Records supplied:

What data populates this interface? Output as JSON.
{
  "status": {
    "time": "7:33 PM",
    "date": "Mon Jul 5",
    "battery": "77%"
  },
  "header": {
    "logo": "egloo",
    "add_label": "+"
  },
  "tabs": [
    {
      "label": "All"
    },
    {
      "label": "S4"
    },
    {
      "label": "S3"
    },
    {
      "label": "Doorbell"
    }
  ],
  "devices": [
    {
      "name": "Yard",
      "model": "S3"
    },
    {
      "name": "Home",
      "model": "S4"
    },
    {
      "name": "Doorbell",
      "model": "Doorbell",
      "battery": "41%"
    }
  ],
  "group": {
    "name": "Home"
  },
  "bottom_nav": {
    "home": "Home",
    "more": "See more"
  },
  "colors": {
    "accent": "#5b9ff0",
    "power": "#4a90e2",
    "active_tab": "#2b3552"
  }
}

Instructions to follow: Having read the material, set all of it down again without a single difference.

Response below:
What data populates this interface? Output as JSON.
{
  "status": {
    "time": "7:33 PM",
    "date": "Mon Jul 5",
    "battery": "77%"
  },
  "header": {
    "logo": "egloo",
    "add_label": "+"
  },
  "tabs": [
    {
      "label": "All"
    },
    {
      "label": "S4"
    },
    {
      "label": "S3"
    },
    {
      "label": "Doorbell"
    }
  ],
  "devices": [
    {
      "name": "Yard",
      "model": "S3"
    },
    {
      "name": "Home",
      "model": "S4"
    },
    {
      "name": "Doorbell",
      "model": "Doorbell",
      "battery": "41%"
    }
  ],
  "group": {
    "name": "Home"
  },
  "bottom_nav": {
    "home": "Home",
    "more": "See more"
  },
  "colors": {
    "accent": "#5b9ff0",
    "power": "#4a90e2",
    "active_tab": "#2b3552"
  }
}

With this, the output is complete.